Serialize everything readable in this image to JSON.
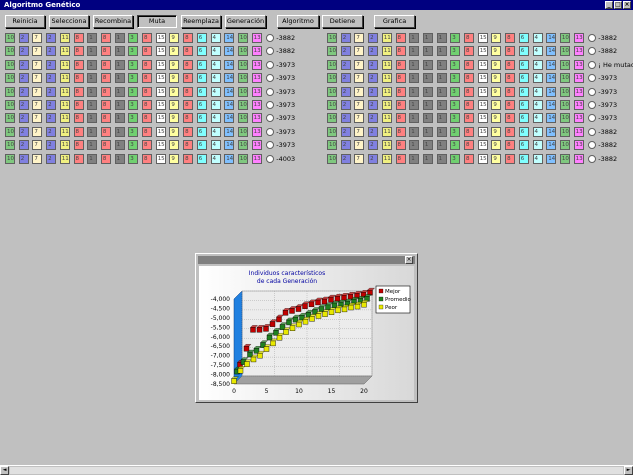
{
  "window": {
    "title": "Algoritmo Genético"
  },
  "toolbar": {
    "buttons": [
      "Reinicia",
      "Selecciona",
      "Recombina",
      "Muta",
      "Reemplaza",
      "Generación",
      "Algoritmo",
      "Detiene",
      "Grafica"
    ]
  },
  "palette": {
    "10": "#7fc87f",
    "7": "#fff4c8",
    "11": "#f0f080",
    "2": "#8080e0",
    "1": "#808080",
    "3": "#70d070",
    "15": "#ffffff",
    "9": "#ffffa0",
    "8": "#ff8080",
    "6": "#80ffff",
    "4": "#c0ffff",
    "14": "#80c0ff",
    "5": "#ffff80",
    "13": "#ff80ff",
    "12": "#ffb0ff"
  },
  "population": {
    "left": {
      "rows": [
        {
          "genes": [
            "10",
            "2",
            "7",
            "2",
            "11",
            "8",
            "1",
            "8",
            "1",
            "3",
            "8",
            "15",
            "9",
            "8",
            "6",
            "4",
            "14",
            "10",
            "13"
          ],
          "fitness": "-3882"
        },
        {
          "genes": [
            "10",
            "2",
            "7",
            "2",
            "11",
            "8",
            "1",
            "8",
            "1",
            "3",
            "8",
            "15",
            "9",
            "8",
            "6",
            "4",
            "14",
            "10",
            "13"
          ],
          "fitness": "-3882"
        },
        {
          "genes": [
            "10",
            "2",
            "7",
            "2",
            "11",
            "8",
            "1",
            "8",
            "1",
            "3",
            "8",
            "15",
            "9",
            "8",
            "6",
            "4",
            "14",
            "10",
            "13"
          ],
          "fitness": "-3973"
        },
        {
          "genes": [
            "10",
            "2",
            "7",
            "2",
            "11",
            "8",
            "1",
            "8",
            "1",
            "3",
            "8",
            "15",
            "9",
            "8",
            "6",
            "4",
            "14",
            "10",
            "13"
          ],
          "fitness": "-3973"
        },
        {
          "genes": [
            "10",
            "2",
            "7",
            "2",
            "11",
            "8",
            "1",
            "8",
            "1",
            "3",
            "8",
            "15",
            "9",
            "8",
            "6",
            "4",
            "14",
            "10",
            "13"
          ],
          "fitness": "-3973"
        },
        {
          "genes": [
            "10",
            "2",
            "7",
            "2",
            "11",
            "8",
            "1",
            "8",
            "1",
            "3",
            "8",
            "15",
            "9",
            "8",
            "6",
            "4",
            "14",
            "10",
            "13"
          ],
          "fitness": "-3973"
        },
        {
          "genes": [
            "10",
            "2",
            "7",
            "2",
            "11",
            "8",
            "1",
            "8",
            "1",
            "3",
            "8",
            "15",
            "9",
            "8",
            "6",
            "4",
            "14",
            "10",
            "13"
          ],
          "fitness": "-3973"
        },
        {
          "genes": [
            "10",
            "2",
            "7",
            "2",
            "11",
            "8",
            "1",
            "8",
            "1",
            "3",
            "8",
            "15",
            "9",
            "8",
            "6",
            "4",
            "14",
            "10",
            "13"
          ],
          "fitness": "-3973"
        },
        {
          "genes": [
            "10",
            "2",
            "7",
            "2",
            "11",
            "8",
            "1",
            "8",
            "1",
            "3",
            "8",
            "15",
            "9",
            "8",
            "6",
            "4",
            "14",
            "10",
            "13"
          ],
          "fitness": "-3973"
        },
        {
          "genes": [
            "10",
            "2",
            "7",
            "2",
            "11",
            "8",
            "1",
            "8",
            "1",
            "3",
            "8",
            "15",
            "9",
            "8",
            "6",
            "4",
            "14",
            "10",
            "13"
          ],
          "fitness": "-4003"
        }
      ]
    },
    "right": {
      "rows": [
        {
          "genes": [
            "10",
            "2",
            "7",
            "2",
            "11",
            "8",
            "1",
            "1",
            "1",
            "3",
            "8",
            "15",
            "9",
            "8",
            "6",
            "4",
            "14",
            "10",
            "13"
          ],
          "fitness": "-3882"
        },
        {
          "genes": [
            "10",
            "2",
            "7",
            "2",
            "11",
            "8",
            "1",
            "1",
            "1",
            "3",
            "8",
            "15",
            "9",
            "8",
            "6",
            "4",
            "14",
            "10",
            "13"
          ],
          "fitness": "-3882"
        },
        {
          "genes": [
            "10",
            "2",
            "7",
            "2",
            "11",
            "8",
            "1",
            "1",
            "1",
            "3",
            "8",
            "15",
            "9",
            "8",
            "6",
            "4",
            "14",
            "10",
            "13"
          ],
          "fitness": "¡ He mutado !"
        },
        {
          "genes": [
            "10",
            "2",
            "7",
            "2",
            "11",
            "8",
            "1",
            "1",
            "1",
            "3",
            "8",
            "15",
            "9",
            "8",
            "6",
            "4",
            "14",
            "10",
            "13"
          ],
          "fitness": "-3973"
        },
        {
          "genes": [
            "10",
            "2",
            "7",
            "2",
            "11",
            "8",
            "1",
            "1",
            "1",
            "3",
            "8",
            "15",
            "9",
            "8",
            "6",
            "4",
            "14",
            "10",
            "13"
          ],
          "fitness": "-3973"
        },
        {
          "genes": [
            "10",
            "2",
            "7",
            "2",
            "11",
            "8",
            "1",
            "1",
            "1",
            "3",
            "8",
            "15",
            "9",
            "8",
            "6",
            "4",
            "14",
            "10",
            "13"
          ],
          "fitness": "-3973"
        },
        {
          "genes": [
            "10",
            "2",
            "7",
            "2",
            "11",
            "8",
            "1",
            "1",
            "1",
            "3",
            "8",
            "15",
            "9",
            "8",
            "6",
            "4",
            "14",
            "10",
            "13"
          ],
          "fitness": "-3973"
        },
        {
          "genes": [
            "10",
            "2",
            "7",
            "2",
            "11",
            "8",
            "1",
            "1",
            "1",
            "3",
            "8",
            "15",
            "9",
            "8",
            "6",
            "4",
            "14",
            "10",
            "13"
          ],
          "fitness": "-3882"
        },
        {
          "genes": [
            "10",
            "2",
            "7",
            "2",
            "11",
            "8",
            "1",
            "1",
            "1",
            "3",
            "8",
            "15",
            "9",
            "8",
            "6",
            "4",
            "14",
            "10",
            "13"
          ],
          "fitness": "-3882"
        },
        {
          "genes": [
            "10",
            "2",
            "7",
            "2",
            "11",
            "8",
            "1",
            "1",
            "1",
            "3",
            "8",
            "15",
            "9",
            "8",
            "6",
            "4",
            "14",
            "10",
            "13"
          ],
          "fitness": "-3882"
        }
      ]
    }
  },
  "chart_data": {
    "type": "bar",
    "title": "Individuos característicos",
    "subtitle": "de cada Generación",
    "legend_position": "top-right",
    "categories": [
      0,
      1,
      2,
      3,
      4,
      5,
      6,
      7,
      8,
      9,
      10,
      11,
      12,
      13,
      14,
      15,
      16,
      17,
      18,
      19,
      20
    ],
    "ylim": [
      -8500,
      -4000
    ],
    "yticks": [
      "-4,000",
      "-4,500",
      "-5,000",
      "-5,500",
      "-6,000",
      "-6,500",
      "-7,000",
      "-7,500",
      "-8,000",
      "-8,500"
    ],
    "xticks": [
      "0",
      "5",
      "10",
      "15",
      "20"
    ],
    "grid": true,
    "series": [
      {
        "name": "Mejor",
        "color": "#c00000",
        "values": [
          -7800,
          -6950,
          -5950,
          -5950,
          -5900,
          -5650,
          -5400,
          -5050,
          -4950,
          -4850,
          -4700,
          -4600,
          -4500,
          -4450,
          -4350,
          -4300,
          -4250,
          -4200,
          -4150,
          -4100,
          -3980
        ]
      },
      {
        "name": "Promedio",
        "color": "#208020",
        "values": [
          -8000,
          -7500,
          -7100,
          -6900,
          -6600,
          -6200,
          -5950,
          -5650,
          -5400,
          -5250,
          -5150,
          -5000,
          -4850,
          -4700,
          -4600,
          -4500,
          -4450,
          -4400,
          -4300,
          -4250,
          -4150
        ]
      },
      {
        "name": "Peor",
        "color": "#e8e800",
        "values": [
          -8350,
          -7800,
          -7450,
          -7200,
          -7000,
          -6650,
          -6350,
          -6050,
          -5750,
          -5550,
          -5350,
          -5200,
          -5050,
          -4900,
          -4800,
          -4700,
          -4600,
          -4550,
          -4450,
          -4400,
          -4300
        ]
      }
    ]
  }
}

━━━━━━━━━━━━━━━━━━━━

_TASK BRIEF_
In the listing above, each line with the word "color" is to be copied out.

_EXERCISE ANSWER_
        "color": "#c00000",
        "color": "#208020",
        "color": "#e8e800",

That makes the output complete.